These accommodations will help. More changes are on the way.

In a webinar hosted by NJ Cannabis Insider Tuesday, three of the state’s most well-known cannabis industry leaders discussed how much patients would appreciate a law allowing them to grow their own medicine right about now. The coronavirus pandemic has made it increasingly difficult for medical cannabis patients to buy medicine. If home grow were in place, patients would be less likely to be exposed to COVID-19.

A provision letting patients grow up to six plants was included in the original draft of the medicinal marijuana law in 2009 but it was removed to improve the controversial legislation’s chances of passing. It worked. But for as long as New Jersey has operated a medicinal marijuana program, patients have complained about how difficult it is to afford their medicine.
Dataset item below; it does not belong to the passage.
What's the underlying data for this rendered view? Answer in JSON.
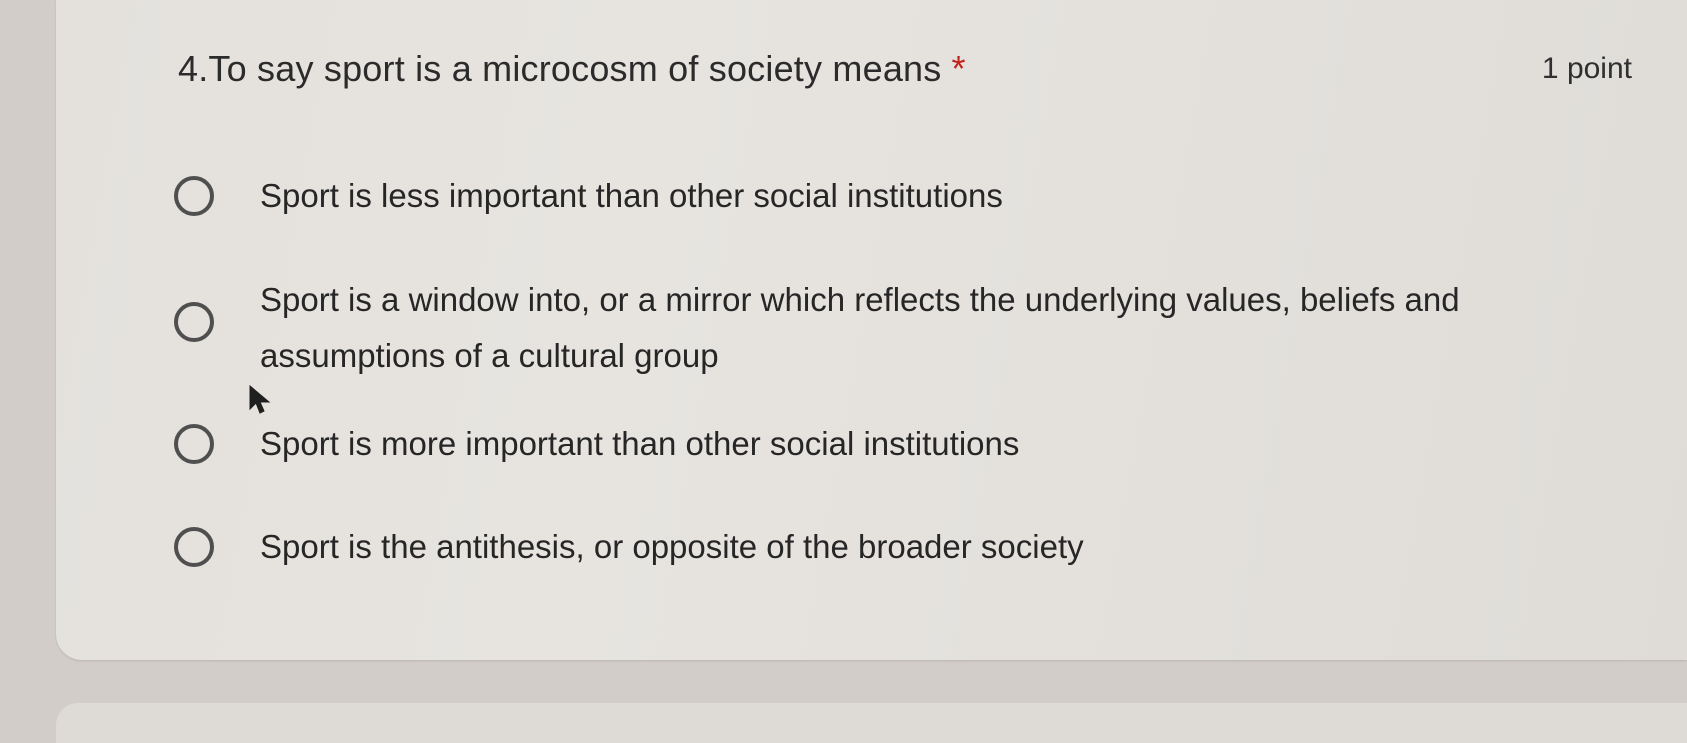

Attorney Bill Caruso, a founding member of New Jersey United for Marijuana Reform, expressed optimism that support for home cultivation would grow.

“I talk to a lot of folks in the industry. A lot of people think that the industry is fighting this. I have not heard one credible source in the cannabis industry that is opposed,” Caruso said.
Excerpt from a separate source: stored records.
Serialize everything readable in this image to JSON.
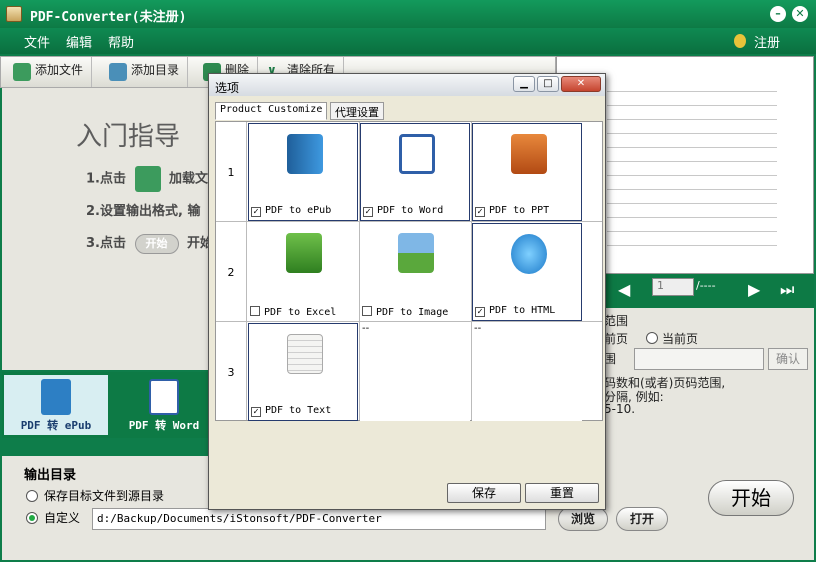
{
  "app": {
    "title": "PDF-Converter(未注册)"
  },
  "menu": {
    "file": "文件",
    "edit": "编辑",
    "help": "帮助",
    "register": "注册"
  },
  "toolbar": {
    "add_file": "添加文件",
    "add_dir": "添加目录",
    "delete": "删除",
    "clear_all": "清除所有"
  },
  "guide": {
    "heading": "入门指导",
    "step1_prefix": "1.点击",
    "step1_suffix": "加载文",
    "step2": "2.设置输出格式, 输",
    "step3_prefix": "3.点击",
    "step3_button": "开始",
    "step3_suffix": "开始"
  },
  "nav": {
    "page_value": "1",
    "page_total": "/----"
  },
  "range": {
    "title": "范围",
    "all_pages": "前页",
    "current_page": "当前页",
    "custom": "围",
    "confirm": "确认",
    "hint1": "码数和(或者)页码范围,",
    "hint2": "分隔, 例如:",
    "hint3": "5-10."
  },
  "thumbs": [
    {
      "label": "PDF 转 ePub"
    },
    {
      "label": "PDF 转 Word"
    }
  ],
  "output": {
    "title": "输出目录",
    "opt_source": "保存目标文件到源目录",
    "opt_custom": "自定义",
    "path": "d:/Backup/Documents/iStonsoft/PDF-Converter",
    "browse": "浏览",
    "open": "打开",
    "start": "开始"
  },
  "dialog": {
    "title": "选项",
    "tabs": [
      "Product Customize",
      "代理设置"
    ],
    "row_labels": [
      "1",
      "2",
      "3"
    ],
    "cells": [
      {
        "label": "PDF to ePub",
        "checked": true
      },
      {
        "label": "PDF to Word",
        "checked": true
      },
      {
        "label": "PDF to PPT",
        "checked": true
      },
      {
        "label": "PDF to Excel",
        "checked": false
      },
      {
        "label": "PDF to Image",
        "checked": false
      },
      {
        "label": "PDF to HTML",
        "checked": true
      },
      {
        "label": "PDF to Text",
        "checked": true
      }
    ],
    "empty_mark": "--",
    "save": "保存",
    "reset": "重置"
  }
}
Caruso acknowledged the “broad concerns” elected officials have about home cultivation, such as the prospect of rogue growers feeding the black market with an unregulated product.
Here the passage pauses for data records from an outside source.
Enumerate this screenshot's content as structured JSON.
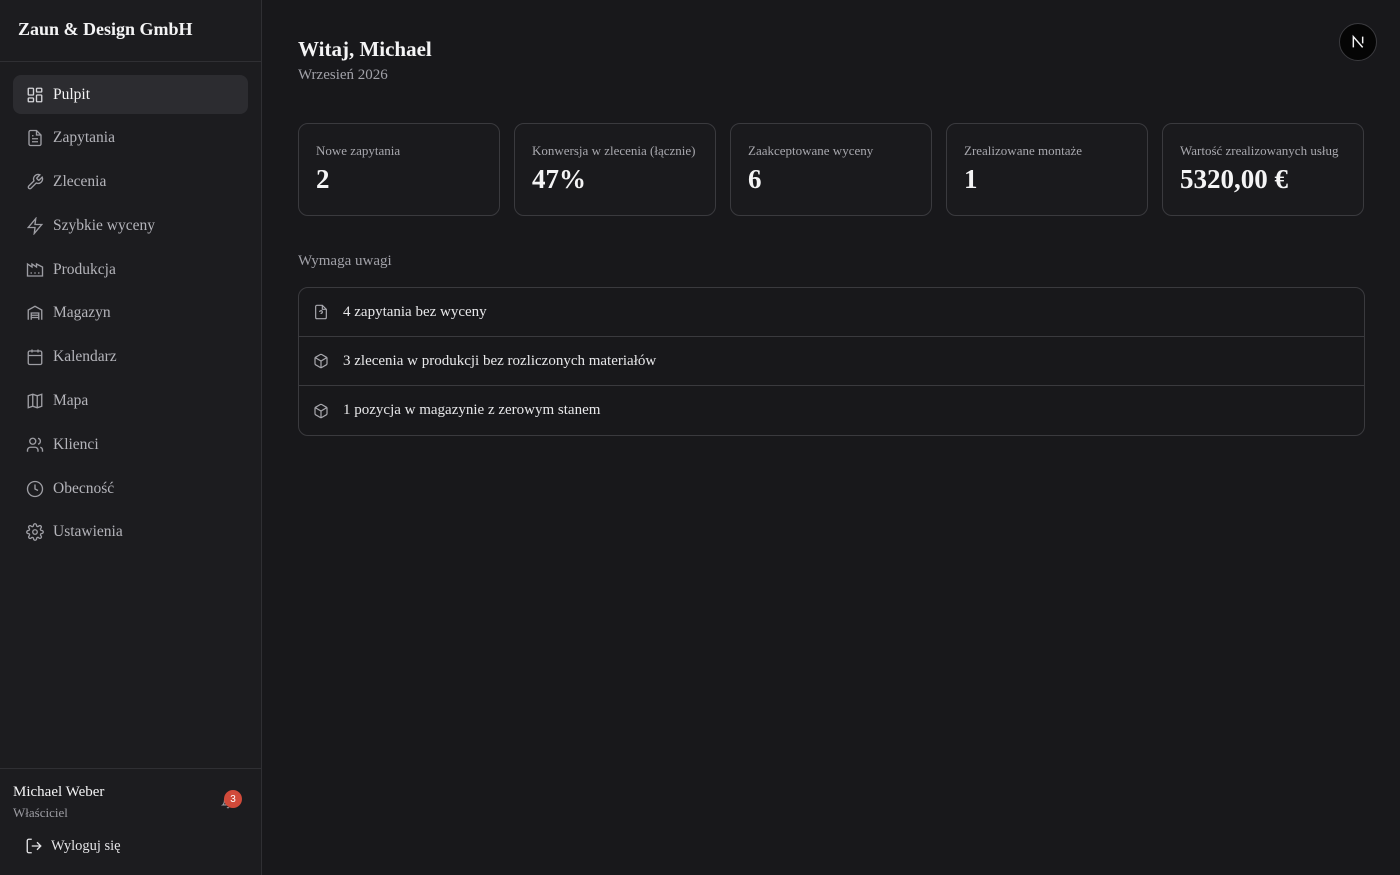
{
  "brand": "Zaun & Design GmbH",
  "nav": [
    {
      "label": "Pulpit",
      "icon": "dashboard-icon",
      "active": true
    },
    {
      "label": "Zapytania",
      "icon": "document-icon"
    },
    {
      "label": "Zlecenia",
      "icon": "wrench-icon"
    },
    {
      "label": "Szybkie wyceny",
      "icon": "lightning-icon"
    },
    {
      "label": "Produkcja",
      "icon": "factory-icon"
    },
    {
      "label": "Magazyn",
      "icon": "warehouse-icon"
    },
    {
      "label": "Kalendarz",
      "icon": "calendar-icon"
    },
    {
      "label": "Mapa",
      "icon": "map-icon"
    },
    {
      "label": "Klienci",
      "icon": "users-icon"
    },
    {
      "label": "Obecność",
      "icon": "clock-icon"
    },
    {
      "label": "Ustawienia",
      "icon": "gear-icon"
    }
  ],
  "user": {
    "name": "Michael Weber",
    "role": "Właściciel",
    "notifications": "3"
  },
  "logout_label": "Wyloguj się",
  "header": {
    "greeting": "Witaj, Michael",
    "date": "Wrzesień 2026",
    "avatar_letter": "N"
  },
  "stats": [
    {
      "label": "Nowe zapytania",
      "value": "2"
    },
    {
      "label": "Konwersja w zlecenia (łącznie)",
      "value": "47%"
    },
    {
      "label": "Zaakceptowane wyceny",
      "value": "6"
    },
    {
      "label": "Zrealizowane montaże",
      "value": "1"
    },
    {
      "label": "Wartość zrealizowanych usług",
      "value": "5320,00 €"
    }
  ],
  "attention": {
    "title": "Wymaga uwagi",
    "items": [
      {
        "text": "4 zapytania bez wyceny",
        "icon": "document-question-icon"
      },
      {
        "text": "3 zlecenia w produkcji bez rozliczonych materiałów",
        "icon": "package-icon"
      },
      {
        "text": "1 pozycja w magazynie z zerowym stanem",
        "icon": "package-icon"
      }
    ]
  },
  "colors": {
    "background": "#18181b",
    "sidebar": "#1c1c1f",
    "badge": "#d04a3a"
  }
}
“But if we’re talking about allowing a patient to grow their own strain or something of that effect, I do think that there is an appetite for that,” Caruso said.

“I don’t see that as an opportunity right now and in the next month. It might be something though we’re talking about this summer, and I do think there’s merit to it,” he added.

Scott Rudder, president of the New Jersey CannaBusiness Association, said he sympathizes with families who fear they might not be able to get the right strain of cannabis to manage their child’s seizures.

“If you have a child with Dravet syndrome and you don’t have access to your medicine, that’s a big freaking deal. And that should make people angry, right? People should not have to worry about where they’re going to get medicines for themselves or for their child,” Rudder said.

Jackie Cornell, chief of policy and health innovation for the edibles company, 1906, said she thought home grow was worth fighting for but she couldn’t imagine how the idea would gain traction with the state Legislature.

“Perhaps I’m being a little too pessimistic,” Cornell said.

Rudder suggested advocates for home grow needed to keep “the constant drumbeat of the patients’ needs and patients’ rights.” With everybody stuck at home right now, “It’s a great opportunity for reaching out to your Senator, to your Assemblymember, to your mayors to your federal elected officials.”

Caruso acknowledged there is no appetite for a home grow market.

“Advocating for a patient’s ability to grow their medicine is different than advocating for everyone” to grow at home, he said.

“We’re talking about patient medicine right now. If you want to get on that bandwagon,” Caruso said. “There’s a movement that is online right now to do that. I think that has merit.”

Perhaps Cornell is justified in feeling pessimistic.

Meanwhile, state Sen. Nicholas Scutari, D-Union, the sponsor of the legalization bill, believes it’s not the right time to have this discussion.

“At some point in time in the future, you will see home grow. But not in the near future,” Scutari told NJ Cannabis Insider. His research into legalization laws tells him it would create a problem for law enforcement because in other states, some people grow far more than they would need and that just feeds the black market.

His focus, he said, is on getting the Nov. 3 ballot question passed that would amend the state constitution to allow the sale of weed for adult use.

“There doesn’t seem to be an appetite among leadership for home grow,” he said.